Component data from apps and pages

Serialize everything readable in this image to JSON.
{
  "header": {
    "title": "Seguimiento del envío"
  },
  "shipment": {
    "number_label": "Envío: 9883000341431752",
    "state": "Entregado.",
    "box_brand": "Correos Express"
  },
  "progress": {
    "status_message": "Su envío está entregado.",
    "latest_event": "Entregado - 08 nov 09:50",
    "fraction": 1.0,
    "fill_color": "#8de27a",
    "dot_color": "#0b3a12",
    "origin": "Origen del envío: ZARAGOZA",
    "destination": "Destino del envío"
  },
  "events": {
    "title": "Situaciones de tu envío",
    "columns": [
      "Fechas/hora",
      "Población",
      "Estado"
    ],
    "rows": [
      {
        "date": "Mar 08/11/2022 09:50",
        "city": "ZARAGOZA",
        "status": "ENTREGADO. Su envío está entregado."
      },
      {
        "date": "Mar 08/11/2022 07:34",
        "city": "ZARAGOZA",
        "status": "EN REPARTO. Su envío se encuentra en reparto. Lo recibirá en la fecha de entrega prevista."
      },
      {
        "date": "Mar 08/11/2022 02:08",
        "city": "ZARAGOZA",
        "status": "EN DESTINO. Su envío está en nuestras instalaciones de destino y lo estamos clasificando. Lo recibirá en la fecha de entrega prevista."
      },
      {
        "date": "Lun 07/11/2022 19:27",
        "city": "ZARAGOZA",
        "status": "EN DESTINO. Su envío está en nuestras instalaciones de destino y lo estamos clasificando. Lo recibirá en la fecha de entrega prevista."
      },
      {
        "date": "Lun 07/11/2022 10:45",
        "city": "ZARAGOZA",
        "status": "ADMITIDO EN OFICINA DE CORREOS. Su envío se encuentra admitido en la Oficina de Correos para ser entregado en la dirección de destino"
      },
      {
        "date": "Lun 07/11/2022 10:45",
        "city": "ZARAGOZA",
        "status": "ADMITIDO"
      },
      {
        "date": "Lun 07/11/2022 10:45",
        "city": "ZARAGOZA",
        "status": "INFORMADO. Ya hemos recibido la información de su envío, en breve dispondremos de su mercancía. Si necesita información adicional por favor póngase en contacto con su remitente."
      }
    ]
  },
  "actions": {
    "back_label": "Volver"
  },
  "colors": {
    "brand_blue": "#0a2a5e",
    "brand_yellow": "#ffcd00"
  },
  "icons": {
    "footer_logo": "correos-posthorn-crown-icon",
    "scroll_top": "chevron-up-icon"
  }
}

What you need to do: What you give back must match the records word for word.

Written answer:
Serialize everything readable in this image to JSON.
{
  "header": {
    "title": "Seguimiento del envío"
  },
  "shipment": {
    "number_label": "Envío: 9883000341431752",
    "state": "Entregado.",
    "box_brand": "Correos Express"
  },
  "progress": {
    "status_message": "Su envío está entregado.",
    "latest_event": "Entregado - 08 nov 09:50",
    "fraction": 1.0,
    "fill_color": "#8de27a",
    "dot_color": "#0b3a12",
    "origin": "Origen del envío: ZARAGOZA",
    "destination": "Destino del envío"
  },
  "events": {
    "title": "Situaciones de tu envío",
    "columns": [
      "Fechas/hora",
      "Población",
      "Estado"
    ],
    "rows": [
      {
        "date": "Mar 08/11/2022 09:50",
        "city": "ZARAGOZA",
        "status": "ENTREGADO. Su envío está entregado."
      },
      {
        "date": "Mar 08/11/2022 07:34",
        "city": "ZARAGOZA",
        "status": "EN REPARTO. Su envío se encuentra en reparto. Lo recibirá en la fecha de entrega prevista."
      },
      {
        "date": "Mar 08/11/2022 02:08",
        "city": "ZARAGOZA",
        "status": "EN DESTINO. Su envío está en nuestras instalaciones de destino y lo estamos clasificando. Lo recibirá en la fecha de entrega prevista."
      },
      {
        "date": "Lun 07/11/2022 19:27",
        "city": "ZARAGOZA",
        "status": "EN DESTINO. Su envío está en nuestras instalaciones de destino y lo estamos clasificando. Lo recibirá en la fecha de entrega prevista."
      },
      {
        "date": "Lun 07/11/2022 10:45",
        "city": "ZARAGOZA",
        "status": "ADMITIDO EN OFICINA DE CORREOS. Su envío se encuentra admitido en la Oficina de Correos para ser entregado en la dirección de destino"
      },
      {
        "date": "Lun 07/11/2022 10:45",
        "city": "ZARAGOZA",
        "status": "ADMITIDO"
      },
      {
        "date": "Lun 07/11/2022 10:45",
        "city": "ZARAGOZA",
        "status": "INFORMADO. Ya hemos recibido la información de su envío, en breve dispondremos de su mercancía. Si necesita información adicional por favor póngase en contacto con su remitente."
      }
    ]
  },
  "actions": {
    "back_label": "Volver"
  },
  "colors": {
    "brand_blue": "#0a2a5e",
    "brand_yellow": "#ffcd00"
  },
  "icons": {
    "footer_logo": "correos-posthorn-crown-icon",
    "scroll_top": "chevron-up-icon"
  }
}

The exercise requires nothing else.